• Tailored educational sessions for beer lovers, homebrewers, and industry members, from how to start a career in craft beer, to how to build a beer list, to the history of the West Coast IPA
• Food and beer pairings and chef demos
• “Tap Talks’ with famed brewers and leaders in the craft beer industry
• A premier tasting experience for California craft beer at the Summit Beer Festival on the steps of the state Capitol
“This isn’t just a conference and it isn’t just a festival,” said McCormick. “The Summit connects every thread of the craft beer community and celebrates the passion and creativity that defines the industry. We are proud to highlight the success story of craft beer in California and the individual brewers, passionate craft beer lovers and innovative technologies that support it.”

The three-day event will culminate on Capitol Mall at the Summit Beer Festival, the largest California craft beer festival, featuring more than 150 small, large and specialty breweries from across California.

“We’re excited to come together as a community and participate in this premier event for craft beer in California,” said Patrick Rue, owner of The Bruery and member of the CCBA Board of Directors. “Last year the Summit brought thousands of loyal fans, homebrewers, and our California brewing family together to celebrate the art, technique and taste of beer. This year we are raising the bar. It’s exciting to see California strengthen its reputation as the place to go for craft beer across the nation.”

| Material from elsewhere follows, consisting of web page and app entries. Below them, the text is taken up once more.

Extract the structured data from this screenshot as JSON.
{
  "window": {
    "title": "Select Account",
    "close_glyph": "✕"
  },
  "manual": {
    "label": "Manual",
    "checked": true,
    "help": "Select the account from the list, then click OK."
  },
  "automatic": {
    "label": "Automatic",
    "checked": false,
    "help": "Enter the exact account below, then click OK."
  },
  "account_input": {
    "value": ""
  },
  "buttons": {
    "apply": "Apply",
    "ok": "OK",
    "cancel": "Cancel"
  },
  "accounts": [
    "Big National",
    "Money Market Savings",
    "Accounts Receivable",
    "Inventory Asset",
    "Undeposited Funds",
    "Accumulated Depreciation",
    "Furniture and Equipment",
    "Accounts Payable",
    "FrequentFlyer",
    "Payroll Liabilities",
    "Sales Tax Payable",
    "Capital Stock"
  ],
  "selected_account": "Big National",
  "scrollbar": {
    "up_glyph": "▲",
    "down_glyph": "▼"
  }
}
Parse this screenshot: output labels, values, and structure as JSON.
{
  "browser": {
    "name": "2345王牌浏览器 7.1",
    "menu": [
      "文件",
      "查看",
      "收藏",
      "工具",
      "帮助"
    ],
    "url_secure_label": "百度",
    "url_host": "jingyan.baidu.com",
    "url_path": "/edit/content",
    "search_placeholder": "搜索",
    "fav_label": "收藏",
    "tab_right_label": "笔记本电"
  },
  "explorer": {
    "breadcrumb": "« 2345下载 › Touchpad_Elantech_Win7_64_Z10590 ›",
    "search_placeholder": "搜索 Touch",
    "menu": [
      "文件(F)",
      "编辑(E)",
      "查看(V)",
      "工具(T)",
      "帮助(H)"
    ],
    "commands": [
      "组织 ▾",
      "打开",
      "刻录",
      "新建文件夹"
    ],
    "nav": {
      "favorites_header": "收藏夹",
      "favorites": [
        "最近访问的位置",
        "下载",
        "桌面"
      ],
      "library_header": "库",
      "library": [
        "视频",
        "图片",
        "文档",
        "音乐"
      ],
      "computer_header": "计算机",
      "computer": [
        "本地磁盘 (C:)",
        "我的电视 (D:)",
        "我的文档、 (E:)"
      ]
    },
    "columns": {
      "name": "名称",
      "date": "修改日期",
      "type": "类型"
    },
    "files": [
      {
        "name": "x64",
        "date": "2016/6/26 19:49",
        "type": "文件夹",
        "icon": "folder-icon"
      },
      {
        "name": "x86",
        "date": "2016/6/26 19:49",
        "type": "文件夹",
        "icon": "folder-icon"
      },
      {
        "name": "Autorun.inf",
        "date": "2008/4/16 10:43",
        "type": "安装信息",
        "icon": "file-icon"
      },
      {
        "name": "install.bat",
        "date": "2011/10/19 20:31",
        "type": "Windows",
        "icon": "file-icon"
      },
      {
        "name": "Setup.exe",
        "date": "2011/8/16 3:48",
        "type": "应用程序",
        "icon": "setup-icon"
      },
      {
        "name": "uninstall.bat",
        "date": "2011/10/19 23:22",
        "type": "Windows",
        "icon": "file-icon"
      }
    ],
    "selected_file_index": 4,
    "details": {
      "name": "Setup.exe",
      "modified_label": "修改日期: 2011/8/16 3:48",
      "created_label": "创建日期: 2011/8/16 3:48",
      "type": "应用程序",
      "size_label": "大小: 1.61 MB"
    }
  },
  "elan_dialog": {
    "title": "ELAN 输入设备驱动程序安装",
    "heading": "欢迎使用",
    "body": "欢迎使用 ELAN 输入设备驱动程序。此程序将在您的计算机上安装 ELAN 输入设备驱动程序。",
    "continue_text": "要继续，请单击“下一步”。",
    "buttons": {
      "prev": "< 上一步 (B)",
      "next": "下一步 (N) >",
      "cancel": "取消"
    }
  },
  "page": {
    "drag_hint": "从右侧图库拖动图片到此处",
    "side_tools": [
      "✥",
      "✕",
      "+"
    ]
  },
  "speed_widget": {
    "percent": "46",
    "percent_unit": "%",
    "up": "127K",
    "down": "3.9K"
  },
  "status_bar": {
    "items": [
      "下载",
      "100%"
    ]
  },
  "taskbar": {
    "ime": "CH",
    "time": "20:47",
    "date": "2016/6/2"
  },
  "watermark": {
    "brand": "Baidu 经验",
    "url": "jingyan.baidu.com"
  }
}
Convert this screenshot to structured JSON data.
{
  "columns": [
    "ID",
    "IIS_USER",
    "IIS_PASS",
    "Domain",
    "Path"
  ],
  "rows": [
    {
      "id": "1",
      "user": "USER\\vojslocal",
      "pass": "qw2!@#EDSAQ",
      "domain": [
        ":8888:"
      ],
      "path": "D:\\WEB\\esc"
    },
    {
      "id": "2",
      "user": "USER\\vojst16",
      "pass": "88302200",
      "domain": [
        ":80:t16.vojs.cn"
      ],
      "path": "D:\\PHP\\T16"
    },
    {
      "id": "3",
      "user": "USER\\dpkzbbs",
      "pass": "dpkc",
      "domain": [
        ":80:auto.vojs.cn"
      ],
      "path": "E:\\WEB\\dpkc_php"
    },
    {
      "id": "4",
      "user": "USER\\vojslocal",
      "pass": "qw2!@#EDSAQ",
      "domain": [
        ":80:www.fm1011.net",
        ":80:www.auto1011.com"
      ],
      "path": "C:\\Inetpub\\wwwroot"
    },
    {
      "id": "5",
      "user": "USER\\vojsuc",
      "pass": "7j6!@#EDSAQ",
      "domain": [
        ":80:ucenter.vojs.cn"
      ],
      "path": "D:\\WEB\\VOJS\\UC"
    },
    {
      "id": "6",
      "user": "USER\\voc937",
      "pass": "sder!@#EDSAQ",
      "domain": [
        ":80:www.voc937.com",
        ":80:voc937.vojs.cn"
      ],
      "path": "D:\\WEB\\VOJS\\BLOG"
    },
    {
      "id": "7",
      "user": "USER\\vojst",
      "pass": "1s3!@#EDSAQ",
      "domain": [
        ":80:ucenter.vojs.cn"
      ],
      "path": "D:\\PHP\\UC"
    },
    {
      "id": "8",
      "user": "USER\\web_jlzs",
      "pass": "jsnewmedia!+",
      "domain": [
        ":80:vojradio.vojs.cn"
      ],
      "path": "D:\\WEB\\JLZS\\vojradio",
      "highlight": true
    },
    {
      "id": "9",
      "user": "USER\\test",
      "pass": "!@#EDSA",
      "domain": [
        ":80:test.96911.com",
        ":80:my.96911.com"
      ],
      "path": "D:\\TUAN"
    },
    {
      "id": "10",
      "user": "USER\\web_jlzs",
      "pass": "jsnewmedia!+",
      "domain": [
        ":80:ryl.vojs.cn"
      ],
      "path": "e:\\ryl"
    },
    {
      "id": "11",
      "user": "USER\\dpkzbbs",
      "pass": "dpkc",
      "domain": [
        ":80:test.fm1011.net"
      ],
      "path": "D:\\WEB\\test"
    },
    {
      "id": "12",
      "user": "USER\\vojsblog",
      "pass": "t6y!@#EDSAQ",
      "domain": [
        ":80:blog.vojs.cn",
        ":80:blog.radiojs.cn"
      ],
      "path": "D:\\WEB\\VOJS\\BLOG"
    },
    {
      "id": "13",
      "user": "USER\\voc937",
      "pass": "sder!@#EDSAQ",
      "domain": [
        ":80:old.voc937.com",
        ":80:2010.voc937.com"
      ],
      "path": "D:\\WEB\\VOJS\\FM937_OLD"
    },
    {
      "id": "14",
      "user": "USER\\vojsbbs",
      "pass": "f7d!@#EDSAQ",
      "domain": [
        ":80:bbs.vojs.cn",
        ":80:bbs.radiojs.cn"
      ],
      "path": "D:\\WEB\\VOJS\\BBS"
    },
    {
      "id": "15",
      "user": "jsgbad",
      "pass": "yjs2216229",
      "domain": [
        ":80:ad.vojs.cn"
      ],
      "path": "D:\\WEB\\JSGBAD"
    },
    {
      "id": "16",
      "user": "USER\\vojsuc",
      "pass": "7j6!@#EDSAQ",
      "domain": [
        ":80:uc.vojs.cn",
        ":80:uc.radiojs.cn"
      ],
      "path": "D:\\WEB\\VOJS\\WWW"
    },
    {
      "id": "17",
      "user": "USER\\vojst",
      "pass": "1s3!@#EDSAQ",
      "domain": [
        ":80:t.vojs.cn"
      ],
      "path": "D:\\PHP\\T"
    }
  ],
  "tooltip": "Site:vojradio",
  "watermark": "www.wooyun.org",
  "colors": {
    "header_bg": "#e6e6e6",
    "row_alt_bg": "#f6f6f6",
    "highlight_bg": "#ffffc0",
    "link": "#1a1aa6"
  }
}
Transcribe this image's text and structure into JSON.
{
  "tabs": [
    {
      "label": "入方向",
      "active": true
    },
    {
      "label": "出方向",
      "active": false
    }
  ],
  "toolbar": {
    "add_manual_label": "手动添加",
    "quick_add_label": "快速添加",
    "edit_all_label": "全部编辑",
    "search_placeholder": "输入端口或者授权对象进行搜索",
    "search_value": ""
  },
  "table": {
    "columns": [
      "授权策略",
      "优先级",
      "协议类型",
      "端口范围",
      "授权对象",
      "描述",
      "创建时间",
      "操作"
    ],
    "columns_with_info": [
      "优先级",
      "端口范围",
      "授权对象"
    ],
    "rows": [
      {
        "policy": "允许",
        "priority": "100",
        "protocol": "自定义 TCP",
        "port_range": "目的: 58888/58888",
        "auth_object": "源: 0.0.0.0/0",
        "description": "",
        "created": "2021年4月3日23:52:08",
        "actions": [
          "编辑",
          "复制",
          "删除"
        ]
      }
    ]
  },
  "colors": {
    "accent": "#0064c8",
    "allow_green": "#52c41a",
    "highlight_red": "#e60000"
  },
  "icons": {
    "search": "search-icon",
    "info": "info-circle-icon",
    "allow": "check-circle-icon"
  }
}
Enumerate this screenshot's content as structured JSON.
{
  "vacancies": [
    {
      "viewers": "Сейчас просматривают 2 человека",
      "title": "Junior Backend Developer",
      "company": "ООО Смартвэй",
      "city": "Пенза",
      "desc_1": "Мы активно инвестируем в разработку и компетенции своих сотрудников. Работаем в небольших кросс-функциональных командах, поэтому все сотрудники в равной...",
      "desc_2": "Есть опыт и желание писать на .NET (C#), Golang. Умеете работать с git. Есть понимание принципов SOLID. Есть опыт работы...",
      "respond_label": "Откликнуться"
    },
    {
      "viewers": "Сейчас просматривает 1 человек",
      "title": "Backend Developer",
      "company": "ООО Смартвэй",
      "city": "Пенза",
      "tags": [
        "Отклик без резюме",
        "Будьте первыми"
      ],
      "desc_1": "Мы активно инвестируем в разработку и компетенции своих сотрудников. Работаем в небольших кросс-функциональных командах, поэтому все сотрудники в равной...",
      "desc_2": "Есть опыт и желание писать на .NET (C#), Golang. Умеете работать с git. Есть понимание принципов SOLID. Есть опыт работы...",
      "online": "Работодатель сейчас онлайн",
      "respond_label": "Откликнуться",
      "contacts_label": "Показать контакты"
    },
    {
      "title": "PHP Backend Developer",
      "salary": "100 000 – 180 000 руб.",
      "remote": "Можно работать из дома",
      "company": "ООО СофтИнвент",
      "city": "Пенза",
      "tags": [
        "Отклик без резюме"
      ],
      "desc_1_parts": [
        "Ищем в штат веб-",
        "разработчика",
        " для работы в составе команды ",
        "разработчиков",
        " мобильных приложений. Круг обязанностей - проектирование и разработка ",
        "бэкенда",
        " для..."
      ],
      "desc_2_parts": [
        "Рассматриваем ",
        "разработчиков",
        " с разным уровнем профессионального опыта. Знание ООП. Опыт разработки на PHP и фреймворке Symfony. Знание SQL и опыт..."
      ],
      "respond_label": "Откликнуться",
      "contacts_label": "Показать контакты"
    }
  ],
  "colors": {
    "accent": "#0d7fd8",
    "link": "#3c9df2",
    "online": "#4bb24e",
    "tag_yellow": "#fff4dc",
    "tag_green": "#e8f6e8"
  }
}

CCBA is offering a range of ticket options that include tickets to individual events such as the Summit Beer Festival ($45), single day Summit entry ($99) or full weekend packages ($219). For additional information on the Summit or to purchase tickets, visit California Craft Beer Summit. Early bird prices end June 30th.

California Craft Beer Summit Preview

Posted: Apr 6, 2016 | Posted by Kassy Perry

Date: 4/6/16
Outlet Full Name: ABC 10
Author: Staff
Watch Video: